> _WHAT IS EXPECTED_: Give the count of lines in the data that include the string "PEMBAYARAN", with no added remarks.

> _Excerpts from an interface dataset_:
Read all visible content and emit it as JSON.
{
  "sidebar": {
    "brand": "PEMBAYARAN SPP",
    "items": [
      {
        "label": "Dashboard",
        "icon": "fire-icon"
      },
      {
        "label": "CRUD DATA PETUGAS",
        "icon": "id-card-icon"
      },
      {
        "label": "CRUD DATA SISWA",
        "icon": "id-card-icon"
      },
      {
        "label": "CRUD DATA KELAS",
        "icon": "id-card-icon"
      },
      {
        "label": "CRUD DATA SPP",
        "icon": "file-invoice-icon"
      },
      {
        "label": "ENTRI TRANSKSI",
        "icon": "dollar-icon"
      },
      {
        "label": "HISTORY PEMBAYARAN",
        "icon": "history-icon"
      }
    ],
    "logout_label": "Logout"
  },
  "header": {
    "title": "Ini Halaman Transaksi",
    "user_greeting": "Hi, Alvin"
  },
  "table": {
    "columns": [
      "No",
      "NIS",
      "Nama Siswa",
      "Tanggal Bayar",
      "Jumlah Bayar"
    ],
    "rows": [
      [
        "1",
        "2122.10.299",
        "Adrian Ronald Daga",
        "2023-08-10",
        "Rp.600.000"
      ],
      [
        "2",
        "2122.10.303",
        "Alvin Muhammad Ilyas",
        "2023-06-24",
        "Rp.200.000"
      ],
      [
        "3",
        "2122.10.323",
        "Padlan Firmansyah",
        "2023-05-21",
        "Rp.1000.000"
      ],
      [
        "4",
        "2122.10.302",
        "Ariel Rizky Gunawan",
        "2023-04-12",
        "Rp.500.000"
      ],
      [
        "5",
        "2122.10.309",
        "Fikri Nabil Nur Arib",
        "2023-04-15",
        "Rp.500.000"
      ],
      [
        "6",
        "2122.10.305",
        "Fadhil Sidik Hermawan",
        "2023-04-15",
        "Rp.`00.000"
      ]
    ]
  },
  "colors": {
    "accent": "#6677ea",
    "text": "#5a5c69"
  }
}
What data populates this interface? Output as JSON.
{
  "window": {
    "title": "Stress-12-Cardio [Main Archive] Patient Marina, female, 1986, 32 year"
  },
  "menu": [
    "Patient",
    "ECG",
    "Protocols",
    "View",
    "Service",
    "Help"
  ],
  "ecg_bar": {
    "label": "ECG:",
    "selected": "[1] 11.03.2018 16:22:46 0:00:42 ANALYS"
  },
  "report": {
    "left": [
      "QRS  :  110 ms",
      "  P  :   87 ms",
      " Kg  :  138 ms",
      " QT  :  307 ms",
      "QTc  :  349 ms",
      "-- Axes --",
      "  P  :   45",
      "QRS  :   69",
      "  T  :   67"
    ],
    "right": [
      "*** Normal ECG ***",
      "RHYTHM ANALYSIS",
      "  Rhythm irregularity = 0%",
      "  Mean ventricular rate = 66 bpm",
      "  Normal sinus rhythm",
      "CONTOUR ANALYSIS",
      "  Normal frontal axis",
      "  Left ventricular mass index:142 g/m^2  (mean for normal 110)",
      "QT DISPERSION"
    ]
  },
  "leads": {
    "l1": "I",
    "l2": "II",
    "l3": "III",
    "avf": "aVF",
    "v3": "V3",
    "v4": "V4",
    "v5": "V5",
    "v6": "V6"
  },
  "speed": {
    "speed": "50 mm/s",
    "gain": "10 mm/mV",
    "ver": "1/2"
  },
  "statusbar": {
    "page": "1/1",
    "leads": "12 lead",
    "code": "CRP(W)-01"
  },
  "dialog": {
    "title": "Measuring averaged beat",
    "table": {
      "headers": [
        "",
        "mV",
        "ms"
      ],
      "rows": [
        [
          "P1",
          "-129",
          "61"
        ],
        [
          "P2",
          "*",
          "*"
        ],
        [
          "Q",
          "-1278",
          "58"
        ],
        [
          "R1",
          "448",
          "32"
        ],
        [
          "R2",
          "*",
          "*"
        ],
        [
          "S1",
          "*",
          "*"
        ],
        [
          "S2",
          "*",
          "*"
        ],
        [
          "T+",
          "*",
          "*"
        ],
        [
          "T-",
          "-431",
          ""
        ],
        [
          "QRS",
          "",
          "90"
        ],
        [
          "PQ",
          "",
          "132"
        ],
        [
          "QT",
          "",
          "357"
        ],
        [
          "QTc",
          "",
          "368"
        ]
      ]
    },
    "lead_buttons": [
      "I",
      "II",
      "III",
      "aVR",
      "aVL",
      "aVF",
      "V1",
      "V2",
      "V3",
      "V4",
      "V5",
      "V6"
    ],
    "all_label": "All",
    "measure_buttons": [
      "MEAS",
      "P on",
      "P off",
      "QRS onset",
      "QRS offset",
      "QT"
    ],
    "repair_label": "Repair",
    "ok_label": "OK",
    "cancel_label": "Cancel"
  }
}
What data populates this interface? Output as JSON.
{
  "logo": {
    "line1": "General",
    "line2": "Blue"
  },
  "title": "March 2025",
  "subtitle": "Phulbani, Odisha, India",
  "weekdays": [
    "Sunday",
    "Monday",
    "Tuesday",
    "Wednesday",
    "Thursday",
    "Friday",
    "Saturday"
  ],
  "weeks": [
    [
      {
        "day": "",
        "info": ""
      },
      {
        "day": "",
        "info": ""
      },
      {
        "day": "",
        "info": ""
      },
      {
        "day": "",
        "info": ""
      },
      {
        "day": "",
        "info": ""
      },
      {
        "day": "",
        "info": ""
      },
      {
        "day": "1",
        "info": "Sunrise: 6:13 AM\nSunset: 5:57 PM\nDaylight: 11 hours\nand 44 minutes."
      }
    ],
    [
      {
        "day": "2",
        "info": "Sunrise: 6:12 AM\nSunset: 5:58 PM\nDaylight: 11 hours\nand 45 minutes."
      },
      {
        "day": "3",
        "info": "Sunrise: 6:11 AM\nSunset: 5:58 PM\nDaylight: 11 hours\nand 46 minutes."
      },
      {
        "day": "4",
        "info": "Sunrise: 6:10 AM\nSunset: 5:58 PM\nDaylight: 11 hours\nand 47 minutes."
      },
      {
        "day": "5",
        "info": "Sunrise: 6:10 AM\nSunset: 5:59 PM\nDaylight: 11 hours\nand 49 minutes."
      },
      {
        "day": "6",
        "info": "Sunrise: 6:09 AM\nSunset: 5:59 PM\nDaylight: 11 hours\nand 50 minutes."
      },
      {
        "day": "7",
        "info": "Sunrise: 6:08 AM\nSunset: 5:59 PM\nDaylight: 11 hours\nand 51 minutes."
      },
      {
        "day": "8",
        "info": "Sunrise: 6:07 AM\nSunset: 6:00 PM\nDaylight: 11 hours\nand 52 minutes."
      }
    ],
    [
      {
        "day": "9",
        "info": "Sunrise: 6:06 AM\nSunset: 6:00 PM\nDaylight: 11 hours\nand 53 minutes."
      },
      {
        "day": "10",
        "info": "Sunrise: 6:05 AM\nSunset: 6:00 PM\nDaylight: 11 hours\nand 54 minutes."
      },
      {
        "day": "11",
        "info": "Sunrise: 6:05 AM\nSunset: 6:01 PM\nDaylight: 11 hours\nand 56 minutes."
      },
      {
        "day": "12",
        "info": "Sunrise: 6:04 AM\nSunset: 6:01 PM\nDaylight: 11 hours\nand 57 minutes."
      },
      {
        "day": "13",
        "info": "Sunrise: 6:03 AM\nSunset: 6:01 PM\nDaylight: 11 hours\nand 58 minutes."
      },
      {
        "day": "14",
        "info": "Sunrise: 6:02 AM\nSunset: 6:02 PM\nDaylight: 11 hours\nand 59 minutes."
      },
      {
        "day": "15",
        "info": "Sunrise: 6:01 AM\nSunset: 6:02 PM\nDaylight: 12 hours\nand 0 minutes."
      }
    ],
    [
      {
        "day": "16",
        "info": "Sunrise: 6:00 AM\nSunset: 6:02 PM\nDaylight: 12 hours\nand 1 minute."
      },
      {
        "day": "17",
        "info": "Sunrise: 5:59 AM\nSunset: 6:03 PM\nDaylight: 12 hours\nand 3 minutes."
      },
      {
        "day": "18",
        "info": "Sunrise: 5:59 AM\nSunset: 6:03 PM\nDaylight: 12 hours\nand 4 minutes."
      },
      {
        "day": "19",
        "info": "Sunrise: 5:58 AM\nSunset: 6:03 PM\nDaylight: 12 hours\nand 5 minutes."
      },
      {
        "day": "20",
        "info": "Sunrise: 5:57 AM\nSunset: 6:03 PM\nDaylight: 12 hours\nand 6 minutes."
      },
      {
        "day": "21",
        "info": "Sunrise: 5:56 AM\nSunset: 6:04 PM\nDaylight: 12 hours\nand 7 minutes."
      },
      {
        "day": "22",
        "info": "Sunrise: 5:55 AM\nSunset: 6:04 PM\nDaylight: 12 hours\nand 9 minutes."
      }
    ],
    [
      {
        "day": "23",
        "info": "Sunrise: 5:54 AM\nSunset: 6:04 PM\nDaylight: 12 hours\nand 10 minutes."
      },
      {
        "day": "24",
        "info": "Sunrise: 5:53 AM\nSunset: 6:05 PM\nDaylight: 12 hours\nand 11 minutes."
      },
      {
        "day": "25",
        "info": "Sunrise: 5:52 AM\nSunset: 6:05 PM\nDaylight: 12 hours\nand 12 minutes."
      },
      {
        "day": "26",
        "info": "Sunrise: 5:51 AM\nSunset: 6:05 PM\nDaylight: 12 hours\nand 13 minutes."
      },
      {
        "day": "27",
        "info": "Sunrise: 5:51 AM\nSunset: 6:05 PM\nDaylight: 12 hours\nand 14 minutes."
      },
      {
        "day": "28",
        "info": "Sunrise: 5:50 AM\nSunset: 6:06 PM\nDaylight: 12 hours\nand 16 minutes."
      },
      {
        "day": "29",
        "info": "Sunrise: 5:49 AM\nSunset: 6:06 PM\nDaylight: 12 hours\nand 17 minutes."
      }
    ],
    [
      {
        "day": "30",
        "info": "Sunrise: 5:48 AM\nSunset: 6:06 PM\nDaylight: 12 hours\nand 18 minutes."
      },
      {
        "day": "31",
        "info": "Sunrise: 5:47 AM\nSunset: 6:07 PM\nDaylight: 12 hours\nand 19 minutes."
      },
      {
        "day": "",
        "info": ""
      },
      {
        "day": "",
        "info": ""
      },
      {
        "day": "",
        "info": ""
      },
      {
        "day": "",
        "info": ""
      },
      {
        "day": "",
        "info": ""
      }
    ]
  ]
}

> _YOUR SOLUTION_: 2